*** Opening Data ***
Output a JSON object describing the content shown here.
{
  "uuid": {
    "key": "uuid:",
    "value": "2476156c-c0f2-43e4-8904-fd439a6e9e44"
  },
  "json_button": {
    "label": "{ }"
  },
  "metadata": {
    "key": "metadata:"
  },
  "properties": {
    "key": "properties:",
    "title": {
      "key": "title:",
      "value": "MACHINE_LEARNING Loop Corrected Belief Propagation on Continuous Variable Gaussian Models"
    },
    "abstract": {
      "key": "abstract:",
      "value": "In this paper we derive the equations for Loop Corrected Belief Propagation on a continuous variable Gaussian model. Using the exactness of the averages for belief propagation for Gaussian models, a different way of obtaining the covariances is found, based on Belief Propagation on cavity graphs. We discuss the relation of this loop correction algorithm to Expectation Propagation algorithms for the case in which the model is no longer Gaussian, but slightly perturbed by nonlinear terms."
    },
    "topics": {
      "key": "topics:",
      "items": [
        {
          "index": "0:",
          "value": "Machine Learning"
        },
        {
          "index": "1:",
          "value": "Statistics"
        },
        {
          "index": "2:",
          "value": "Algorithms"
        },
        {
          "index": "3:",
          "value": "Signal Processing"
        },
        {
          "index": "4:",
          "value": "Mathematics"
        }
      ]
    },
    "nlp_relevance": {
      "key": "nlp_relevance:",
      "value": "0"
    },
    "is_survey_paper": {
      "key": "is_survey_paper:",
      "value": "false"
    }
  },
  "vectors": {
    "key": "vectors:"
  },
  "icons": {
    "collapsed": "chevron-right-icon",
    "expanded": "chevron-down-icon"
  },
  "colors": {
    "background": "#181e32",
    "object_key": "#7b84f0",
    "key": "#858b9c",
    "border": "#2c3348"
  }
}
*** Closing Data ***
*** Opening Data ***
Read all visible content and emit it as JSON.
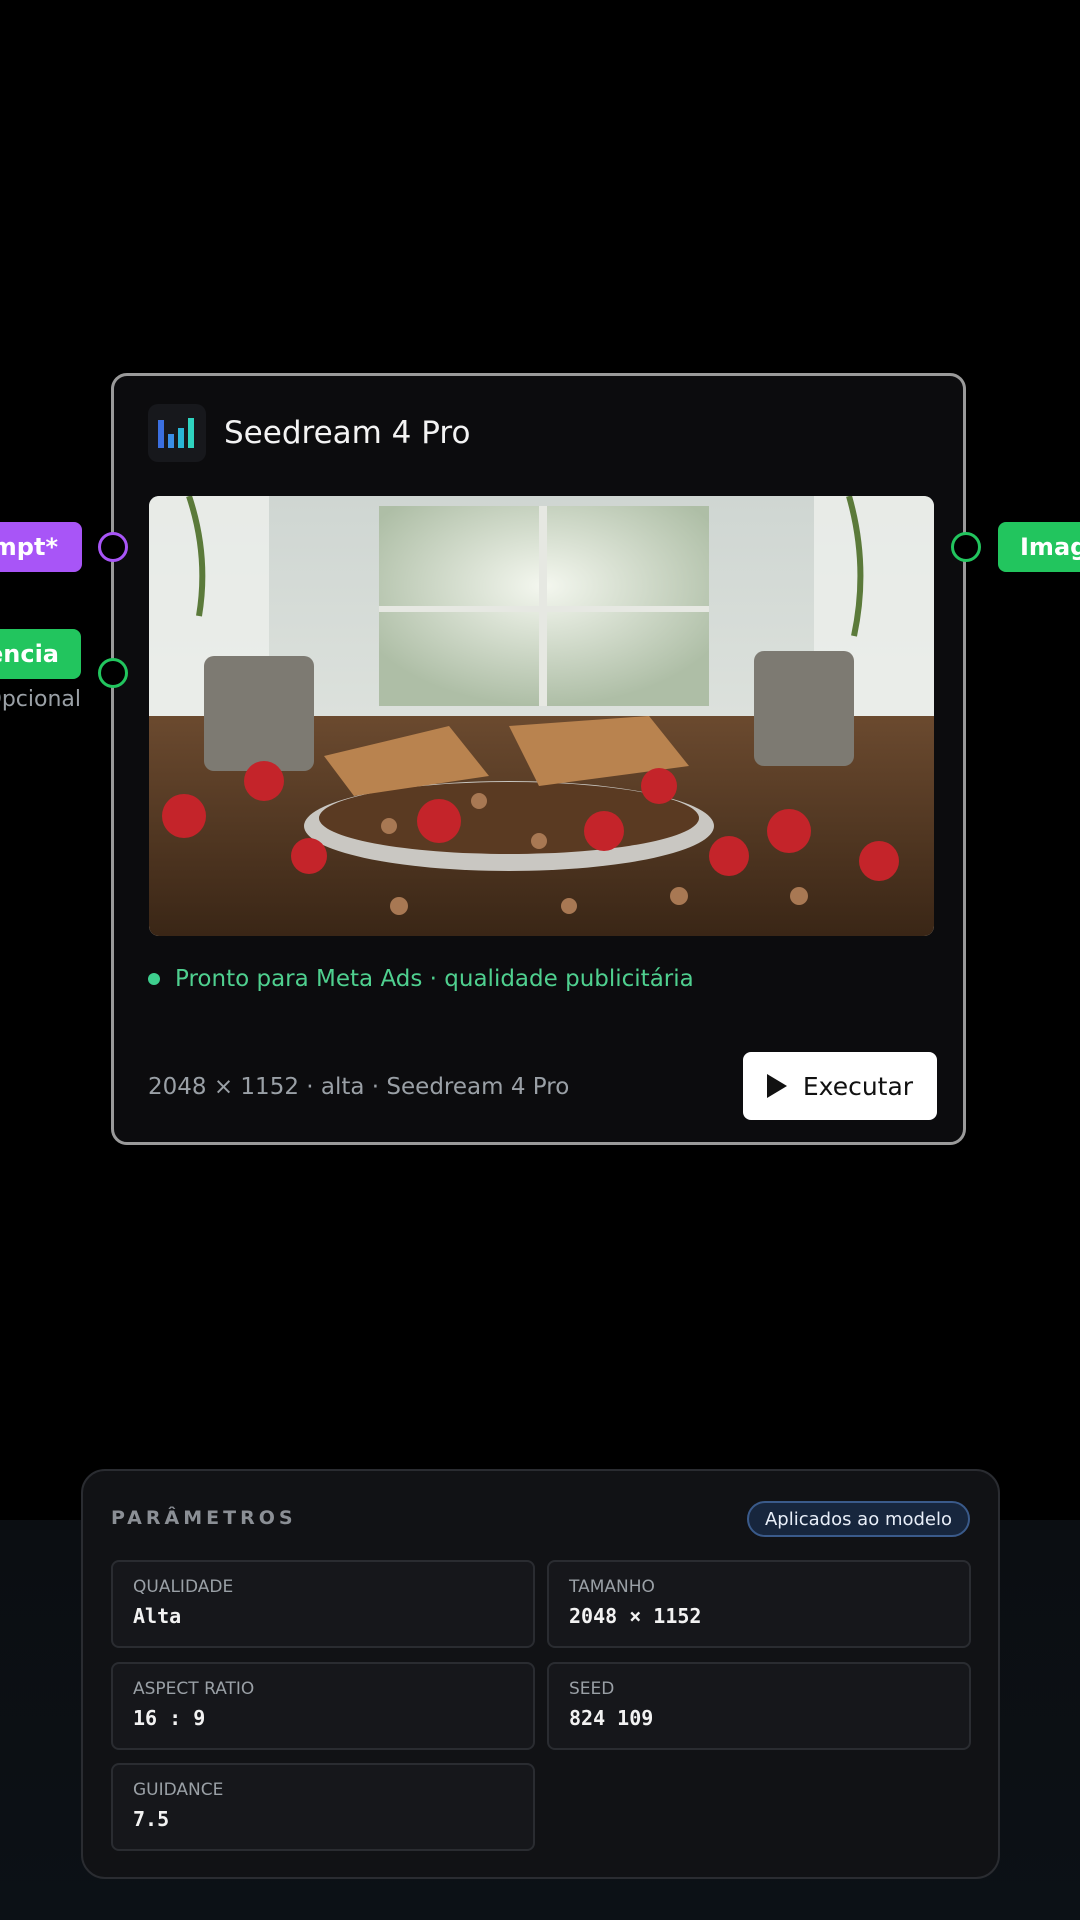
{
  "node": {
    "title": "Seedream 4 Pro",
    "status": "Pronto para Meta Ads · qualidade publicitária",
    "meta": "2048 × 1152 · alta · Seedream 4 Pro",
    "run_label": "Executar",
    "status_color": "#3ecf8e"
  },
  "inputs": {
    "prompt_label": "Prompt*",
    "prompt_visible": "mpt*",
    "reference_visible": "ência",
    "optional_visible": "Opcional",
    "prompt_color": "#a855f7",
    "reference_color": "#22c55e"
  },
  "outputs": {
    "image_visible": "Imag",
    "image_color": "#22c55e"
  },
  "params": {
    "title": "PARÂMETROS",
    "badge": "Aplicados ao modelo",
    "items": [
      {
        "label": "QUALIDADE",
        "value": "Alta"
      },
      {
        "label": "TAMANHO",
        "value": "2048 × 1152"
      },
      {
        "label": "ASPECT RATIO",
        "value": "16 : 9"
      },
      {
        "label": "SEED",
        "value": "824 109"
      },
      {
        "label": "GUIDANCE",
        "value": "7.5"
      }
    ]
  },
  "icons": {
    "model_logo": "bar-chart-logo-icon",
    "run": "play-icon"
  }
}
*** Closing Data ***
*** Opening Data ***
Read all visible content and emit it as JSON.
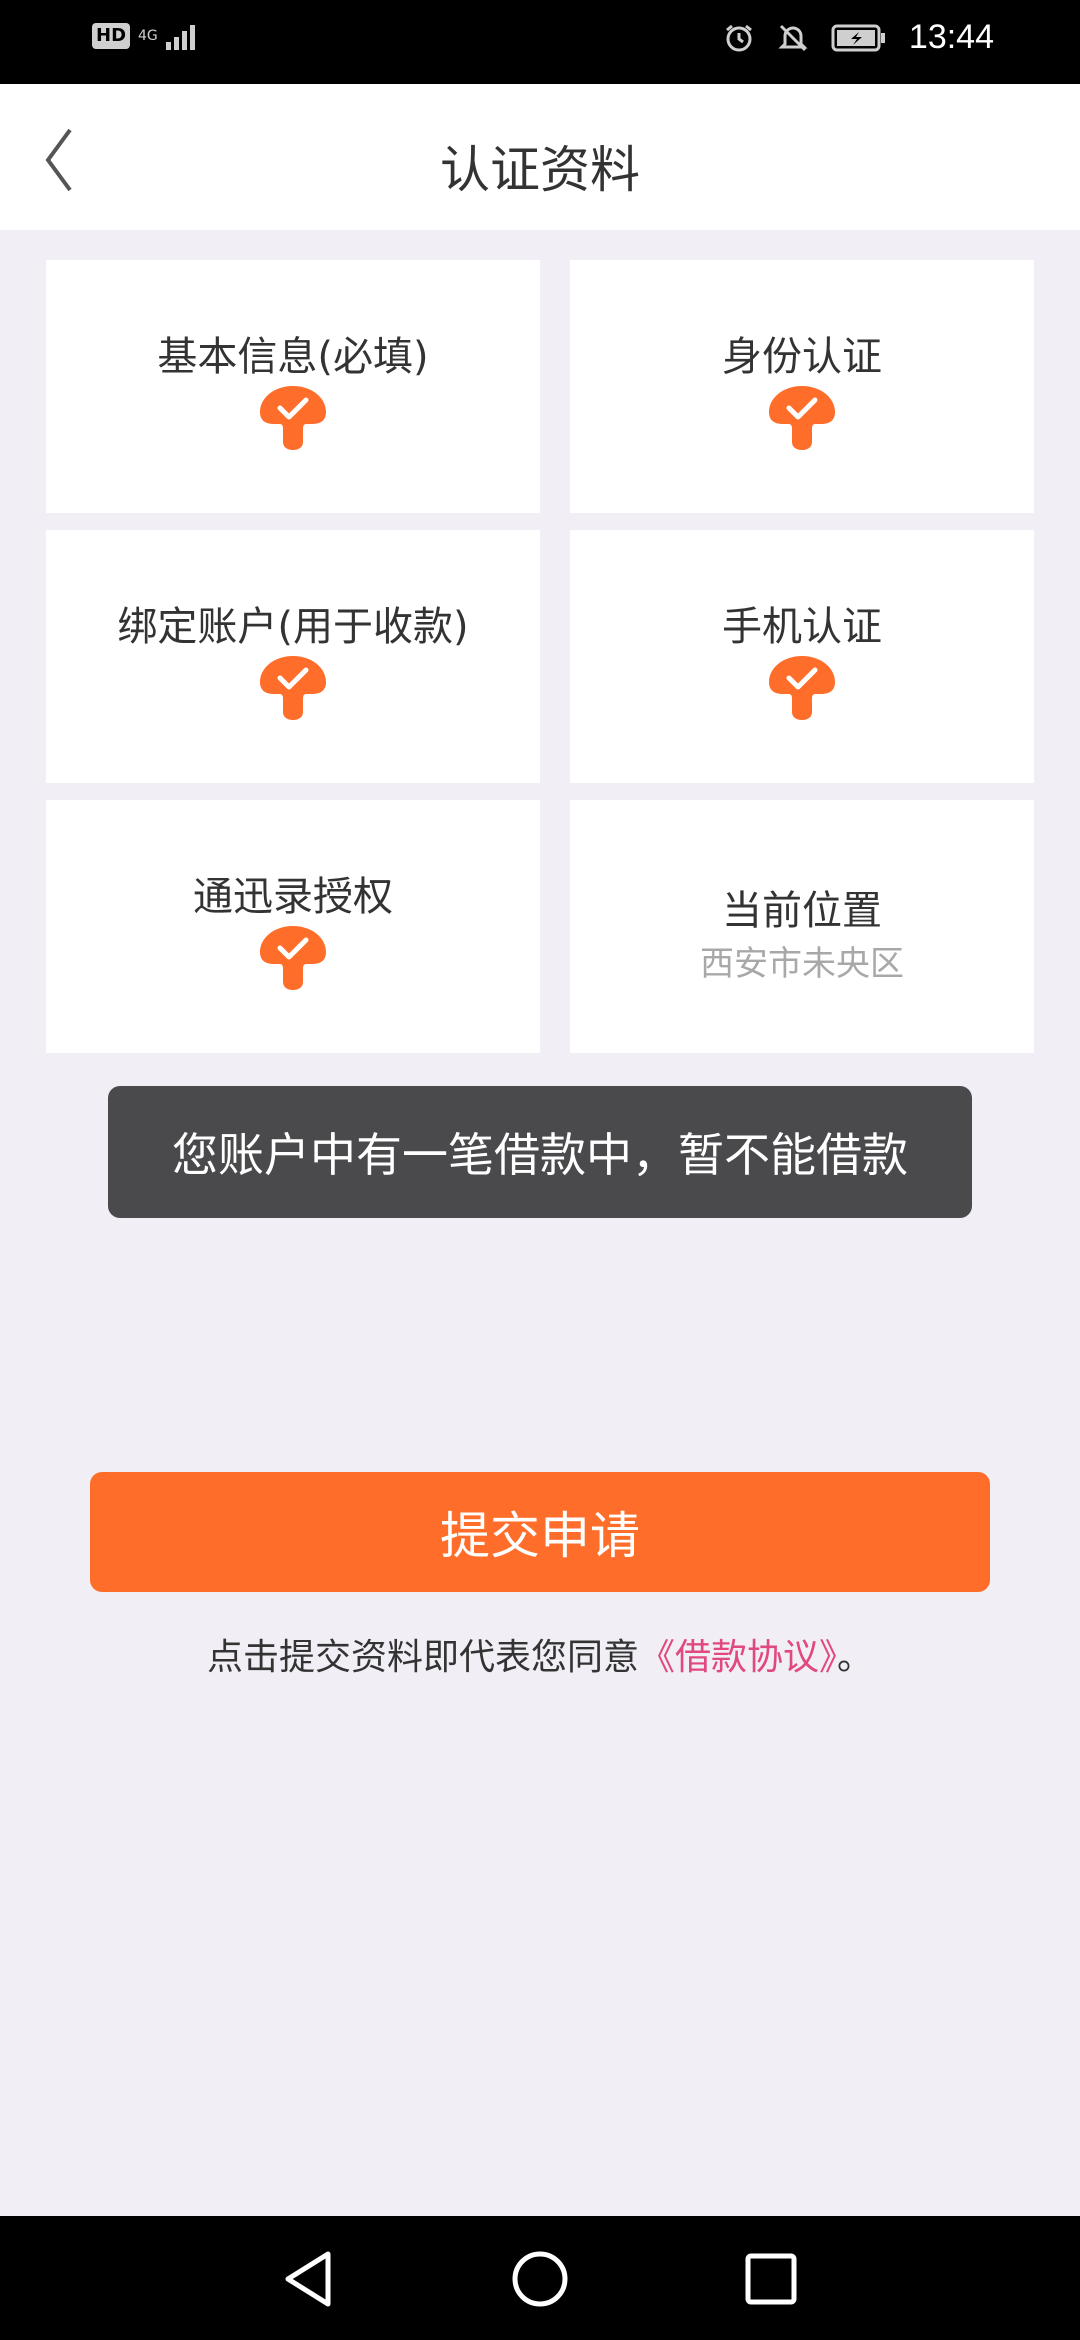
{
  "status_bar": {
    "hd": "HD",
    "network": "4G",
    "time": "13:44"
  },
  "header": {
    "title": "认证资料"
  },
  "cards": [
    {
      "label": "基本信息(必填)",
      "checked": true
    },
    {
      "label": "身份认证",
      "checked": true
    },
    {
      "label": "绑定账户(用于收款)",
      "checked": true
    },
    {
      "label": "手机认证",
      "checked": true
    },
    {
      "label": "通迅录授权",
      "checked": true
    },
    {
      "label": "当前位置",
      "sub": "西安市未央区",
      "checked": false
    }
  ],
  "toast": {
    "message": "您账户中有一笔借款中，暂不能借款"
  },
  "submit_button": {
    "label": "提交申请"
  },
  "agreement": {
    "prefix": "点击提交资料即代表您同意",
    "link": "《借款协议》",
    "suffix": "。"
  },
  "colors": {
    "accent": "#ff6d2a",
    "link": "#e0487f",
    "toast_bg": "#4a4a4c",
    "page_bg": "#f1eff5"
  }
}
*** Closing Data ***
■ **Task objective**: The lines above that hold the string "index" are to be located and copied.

■ **Output for this task**:
          "index": "0:",
          "index": "1:",
          "index": "2:",
          "index": "3:",
          "index": "4:",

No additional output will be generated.